Ahead of our Auckland DA Workshop: Writing and Presenting for Designers we caught up with Jo Hanson senior account director at Principals, who has created a unique hybrid role for herself which is anything but S.A.D. (which she’ll tell you is the worst job title acronym ever). Part project manager. Part copywriter. Part production manager. Part new business rep. Part client service manager. Part studio manager. Part creative strategist — you could say Jo knows a few things about getting the most out of a design brief.
Did you always know creative services was for you?
When I was 15 I was summoned to the school career councillor’s office. I got as far as the door and stopped when I saw the awful motivational posters plastered on the walls. Outside was an ancient PC where you could input your best subjects and see potential careers. Economics + Art + English = Advertising. Saatchis was the biggest agency brand name at the time. I decided on the spot I’d work there when I grew up. In 2007 I did (work there that is, the growing up bit is still a work in progress). I couldn’t be happier to have found my place in creative services and I never wonder what could have happened if I’d made that appointment.
What was your boldest career move to-date?
I graduated from Massey University with honours in advertising copywriting. A few years later I swapped to project management. Changing from being ‘the creative’ to being part of a creative team could have been really tough, but I’ve been lucky that the teams I’ve stuck with see me as the creative person that I am (even if I do wear a killer suit every now and again).
Where are you based and who is in your team?
I’m based in Principals’ Auckland office along with 15 super creative people and at least 1 dog. We work across insights, brand strategy, identity design, and experience projects. We’re the youngest and smallest of our 3 offices (there’s 80 people across Auckland, Sydney and Melbourne) and with that comes an awesome team culture and an energy to prove ourselves.
What does a typical day look like and what do you enjoy the most?
My diary would scare some people. It’s a non-stop juggle and it’s very fast paced. Let’s just say I’m never bored. That leads nicely into what I enjoy the most, which is diversity. I love learning about new industries and business models (remember that high score in economics?). I love winning and I love seeing results for customers who are doing good work.
What are you working on right now?
Top secret brand strategy stuff.
What are you afraid of?
Being asked to drive a PC when I go to present at a client’s office. I’ve been in some super tech places that look like you’ve arrived on the set of the Bourne Identity. I’m not afraid of a boardroom or a board, but turning a client’s VC system on is the stuff of nightmares. Oh, I also hate signage projects. I think I have a curse.
Do you have any advice for account managers coming up the ranks?
Oh my goodness. So much. Seriously hit me up some time, I’d be so happy to share some hard-earned learnings. Actually, come to the workshop, there’s heaps of tips in there.
So what can participants expect from your “ Writing and Presenting for Designers” workshop?
Tricks and tools for gauging and tailoring your approach for different client styles — including models for A+ design briefs and presentations, so that clients say things at the end of projects like ‘on budget, on time and on brief’ and process those invoices
Who is the workshop for?
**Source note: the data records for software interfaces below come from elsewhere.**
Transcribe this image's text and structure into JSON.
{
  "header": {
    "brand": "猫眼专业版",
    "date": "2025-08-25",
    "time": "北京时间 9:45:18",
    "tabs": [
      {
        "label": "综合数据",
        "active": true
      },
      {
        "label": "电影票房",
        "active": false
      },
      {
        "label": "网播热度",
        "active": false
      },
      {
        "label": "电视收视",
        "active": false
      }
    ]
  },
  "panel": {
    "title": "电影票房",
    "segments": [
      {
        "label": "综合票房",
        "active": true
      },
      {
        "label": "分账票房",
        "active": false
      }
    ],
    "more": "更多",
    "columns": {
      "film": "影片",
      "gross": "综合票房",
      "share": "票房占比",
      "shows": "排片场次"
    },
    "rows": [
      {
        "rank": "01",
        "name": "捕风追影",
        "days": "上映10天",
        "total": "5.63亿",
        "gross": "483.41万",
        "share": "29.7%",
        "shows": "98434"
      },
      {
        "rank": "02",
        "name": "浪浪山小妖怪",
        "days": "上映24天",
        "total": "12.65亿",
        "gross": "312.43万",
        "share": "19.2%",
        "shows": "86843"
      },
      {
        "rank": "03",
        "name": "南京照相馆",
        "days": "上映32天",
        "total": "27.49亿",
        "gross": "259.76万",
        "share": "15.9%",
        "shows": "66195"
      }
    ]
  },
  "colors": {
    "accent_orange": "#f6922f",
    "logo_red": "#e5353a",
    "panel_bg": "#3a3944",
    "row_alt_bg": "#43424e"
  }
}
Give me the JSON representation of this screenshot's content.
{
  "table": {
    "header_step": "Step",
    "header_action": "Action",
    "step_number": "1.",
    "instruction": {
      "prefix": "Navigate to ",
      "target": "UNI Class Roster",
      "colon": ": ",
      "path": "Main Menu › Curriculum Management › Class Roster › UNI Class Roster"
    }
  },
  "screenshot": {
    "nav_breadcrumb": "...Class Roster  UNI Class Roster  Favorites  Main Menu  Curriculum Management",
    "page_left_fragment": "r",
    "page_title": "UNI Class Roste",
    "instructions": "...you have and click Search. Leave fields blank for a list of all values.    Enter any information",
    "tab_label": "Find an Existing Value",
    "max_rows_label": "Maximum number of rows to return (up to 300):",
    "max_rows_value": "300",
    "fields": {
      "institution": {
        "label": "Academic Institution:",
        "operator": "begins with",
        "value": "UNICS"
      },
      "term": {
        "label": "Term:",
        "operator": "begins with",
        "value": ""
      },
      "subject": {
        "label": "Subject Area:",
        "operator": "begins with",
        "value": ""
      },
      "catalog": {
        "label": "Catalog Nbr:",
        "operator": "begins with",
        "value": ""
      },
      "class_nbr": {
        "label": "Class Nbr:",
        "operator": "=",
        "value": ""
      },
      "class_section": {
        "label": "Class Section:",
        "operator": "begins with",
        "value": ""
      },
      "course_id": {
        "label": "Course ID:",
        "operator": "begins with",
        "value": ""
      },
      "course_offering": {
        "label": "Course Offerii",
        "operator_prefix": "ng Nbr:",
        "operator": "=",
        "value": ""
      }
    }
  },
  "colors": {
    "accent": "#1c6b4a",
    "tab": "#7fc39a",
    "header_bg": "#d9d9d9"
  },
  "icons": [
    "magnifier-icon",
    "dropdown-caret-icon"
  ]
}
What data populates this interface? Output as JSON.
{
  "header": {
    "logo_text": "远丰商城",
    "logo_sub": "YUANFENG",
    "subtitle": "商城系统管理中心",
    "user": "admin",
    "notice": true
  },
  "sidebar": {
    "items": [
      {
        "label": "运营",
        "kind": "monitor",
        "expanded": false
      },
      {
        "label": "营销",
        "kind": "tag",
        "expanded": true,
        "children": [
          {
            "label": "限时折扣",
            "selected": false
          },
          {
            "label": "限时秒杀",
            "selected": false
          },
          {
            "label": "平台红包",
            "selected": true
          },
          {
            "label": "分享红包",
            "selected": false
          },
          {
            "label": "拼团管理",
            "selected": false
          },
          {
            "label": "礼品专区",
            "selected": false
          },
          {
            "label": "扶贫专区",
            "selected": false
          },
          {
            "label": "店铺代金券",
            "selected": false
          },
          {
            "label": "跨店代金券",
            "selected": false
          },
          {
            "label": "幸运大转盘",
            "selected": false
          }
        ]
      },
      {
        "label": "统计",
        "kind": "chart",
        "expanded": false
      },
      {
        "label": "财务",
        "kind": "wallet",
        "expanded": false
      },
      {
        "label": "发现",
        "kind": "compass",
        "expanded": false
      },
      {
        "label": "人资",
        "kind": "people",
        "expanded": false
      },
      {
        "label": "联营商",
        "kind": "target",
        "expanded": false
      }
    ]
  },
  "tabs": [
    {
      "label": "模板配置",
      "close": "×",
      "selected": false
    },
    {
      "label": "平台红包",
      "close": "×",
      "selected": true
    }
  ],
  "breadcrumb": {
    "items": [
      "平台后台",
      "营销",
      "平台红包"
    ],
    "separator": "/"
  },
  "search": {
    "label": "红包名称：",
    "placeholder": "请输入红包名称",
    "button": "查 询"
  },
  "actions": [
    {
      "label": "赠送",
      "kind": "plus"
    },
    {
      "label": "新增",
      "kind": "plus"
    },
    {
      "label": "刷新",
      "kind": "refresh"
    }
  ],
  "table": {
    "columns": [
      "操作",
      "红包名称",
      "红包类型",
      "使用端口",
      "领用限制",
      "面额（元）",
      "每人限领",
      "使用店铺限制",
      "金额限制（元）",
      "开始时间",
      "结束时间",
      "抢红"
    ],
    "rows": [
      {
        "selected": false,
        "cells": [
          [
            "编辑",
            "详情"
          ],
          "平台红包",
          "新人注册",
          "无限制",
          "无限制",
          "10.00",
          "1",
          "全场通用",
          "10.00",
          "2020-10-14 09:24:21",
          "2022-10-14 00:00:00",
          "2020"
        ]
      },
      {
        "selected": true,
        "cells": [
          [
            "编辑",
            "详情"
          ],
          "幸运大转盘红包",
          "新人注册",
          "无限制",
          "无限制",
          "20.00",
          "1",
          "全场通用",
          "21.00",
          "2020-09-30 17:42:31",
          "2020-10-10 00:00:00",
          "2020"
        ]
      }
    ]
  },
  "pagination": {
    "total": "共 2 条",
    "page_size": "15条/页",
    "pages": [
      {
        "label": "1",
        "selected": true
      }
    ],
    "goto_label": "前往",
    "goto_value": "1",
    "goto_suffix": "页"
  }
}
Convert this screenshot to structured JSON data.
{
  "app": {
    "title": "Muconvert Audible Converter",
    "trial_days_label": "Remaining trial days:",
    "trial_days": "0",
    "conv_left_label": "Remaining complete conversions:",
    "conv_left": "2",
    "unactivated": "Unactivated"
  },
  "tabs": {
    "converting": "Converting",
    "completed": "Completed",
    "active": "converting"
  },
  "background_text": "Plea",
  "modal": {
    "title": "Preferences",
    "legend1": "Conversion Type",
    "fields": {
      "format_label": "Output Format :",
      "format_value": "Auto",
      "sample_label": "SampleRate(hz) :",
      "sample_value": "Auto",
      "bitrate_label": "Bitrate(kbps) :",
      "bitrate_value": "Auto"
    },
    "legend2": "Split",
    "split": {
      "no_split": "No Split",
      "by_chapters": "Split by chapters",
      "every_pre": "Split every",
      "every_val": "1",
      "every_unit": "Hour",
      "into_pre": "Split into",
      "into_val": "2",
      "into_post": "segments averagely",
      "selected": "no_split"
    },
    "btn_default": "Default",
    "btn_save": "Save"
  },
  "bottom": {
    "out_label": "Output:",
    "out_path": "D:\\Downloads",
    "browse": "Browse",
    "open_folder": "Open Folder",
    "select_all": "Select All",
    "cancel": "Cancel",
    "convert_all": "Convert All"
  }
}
Anybody who wants to learn more about how to get the most out of a client — and deliver the most when presenting back. You’ll likely take the most away from this course if you’re new to, or interested in, learning more about client service.